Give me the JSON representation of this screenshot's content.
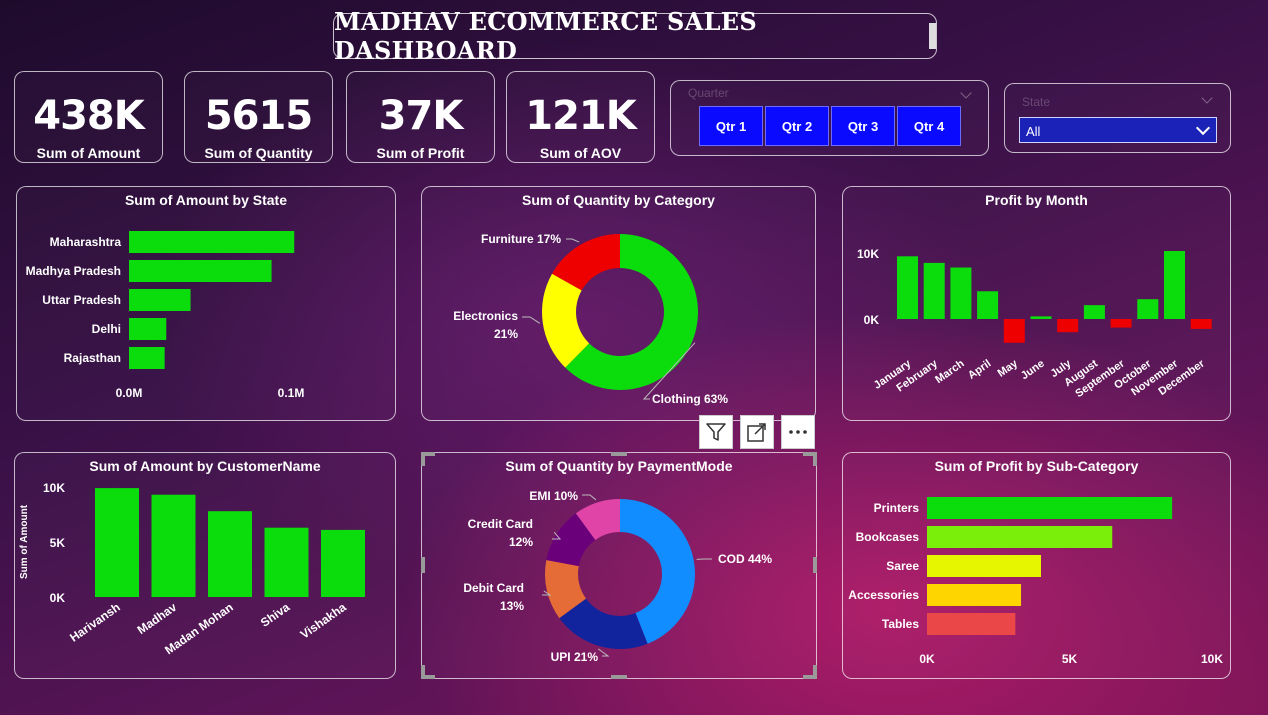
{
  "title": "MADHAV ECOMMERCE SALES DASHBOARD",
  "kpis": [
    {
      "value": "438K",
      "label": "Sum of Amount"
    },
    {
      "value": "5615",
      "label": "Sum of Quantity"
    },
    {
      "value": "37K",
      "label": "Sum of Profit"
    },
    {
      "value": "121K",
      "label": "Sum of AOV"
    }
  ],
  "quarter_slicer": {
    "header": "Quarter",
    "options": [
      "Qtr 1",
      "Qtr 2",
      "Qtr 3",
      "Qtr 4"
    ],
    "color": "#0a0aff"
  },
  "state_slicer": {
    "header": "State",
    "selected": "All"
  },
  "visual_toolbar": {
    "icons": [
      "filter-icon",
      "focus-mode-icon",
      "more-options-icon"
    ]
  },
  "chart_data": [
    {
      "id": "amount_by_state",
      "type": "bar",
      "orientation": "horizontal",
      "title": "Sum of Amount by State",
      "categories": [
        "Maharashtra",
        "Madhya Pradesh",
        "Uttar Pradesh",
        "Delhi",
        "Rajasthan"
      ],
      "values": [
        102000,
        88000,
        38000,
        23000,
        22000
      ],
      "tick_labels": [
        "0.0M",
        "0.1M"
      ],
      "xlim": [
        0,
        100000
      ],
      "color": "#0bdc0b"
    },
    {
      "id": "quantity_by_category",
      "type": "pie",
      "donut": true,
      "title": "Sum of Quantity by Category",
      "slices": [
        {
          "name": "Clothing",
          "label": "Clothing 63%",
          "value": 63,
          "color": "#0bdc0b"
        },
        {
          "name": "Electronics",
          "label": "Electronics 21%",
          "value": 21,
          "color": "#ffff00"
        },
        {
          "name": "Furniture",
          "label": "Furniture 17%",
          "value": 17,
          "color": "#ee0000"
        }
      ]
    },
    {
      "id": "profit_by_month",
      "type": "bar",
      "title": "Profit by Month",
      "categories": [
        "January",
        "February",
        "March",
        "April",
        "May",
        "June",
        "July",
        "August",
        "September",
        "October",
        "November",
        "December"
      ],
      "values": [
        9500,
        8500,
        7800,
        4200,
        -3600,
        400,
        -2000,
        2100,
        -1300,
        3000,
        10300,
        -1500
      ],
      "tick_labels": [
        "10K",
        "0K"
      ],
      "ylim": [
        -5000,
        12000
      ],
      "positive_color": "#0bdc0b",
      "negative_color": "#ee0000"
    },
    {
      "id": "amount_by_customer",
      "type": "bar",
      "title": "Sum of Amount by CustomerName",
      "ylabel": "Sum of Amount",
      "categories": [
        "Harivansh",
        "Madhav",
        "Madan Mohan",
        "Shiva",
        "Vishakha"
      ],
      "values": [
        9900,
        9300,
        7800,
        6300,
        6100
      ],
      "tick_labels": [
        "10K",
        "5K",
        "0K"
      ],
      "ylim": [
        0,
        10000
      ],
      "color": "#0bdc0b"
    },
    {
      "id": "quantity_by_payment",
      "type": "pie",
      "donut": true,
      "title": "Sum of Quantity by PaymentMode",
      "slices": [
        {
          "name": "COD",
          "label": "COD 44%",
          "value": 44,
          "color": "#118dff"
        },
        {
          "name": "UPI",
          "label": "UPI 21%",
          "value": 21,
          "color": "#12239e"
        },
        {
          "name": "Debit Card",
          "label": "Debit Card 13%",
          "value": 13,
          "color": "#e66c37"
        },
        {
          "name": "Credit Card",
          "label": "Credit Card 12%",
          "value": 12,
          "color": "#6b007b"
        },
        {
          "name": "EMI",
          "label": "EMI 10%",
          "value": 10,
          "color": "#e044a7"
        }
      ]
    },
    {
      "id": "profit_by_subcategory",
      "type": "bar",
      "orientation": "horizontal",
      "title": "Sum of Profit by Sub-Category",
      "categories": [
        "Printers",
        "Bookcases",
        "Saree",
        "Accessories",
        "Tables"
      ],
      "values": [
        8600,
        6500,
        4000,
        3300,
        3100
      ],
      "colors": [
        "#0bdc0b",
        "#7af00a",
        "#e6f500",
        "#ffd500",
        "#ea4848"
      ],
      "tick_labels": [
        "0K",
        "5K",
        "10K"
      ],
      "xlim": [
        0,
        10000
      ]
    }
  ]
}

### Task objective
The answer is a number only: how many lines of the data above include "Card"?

### Problem solution
4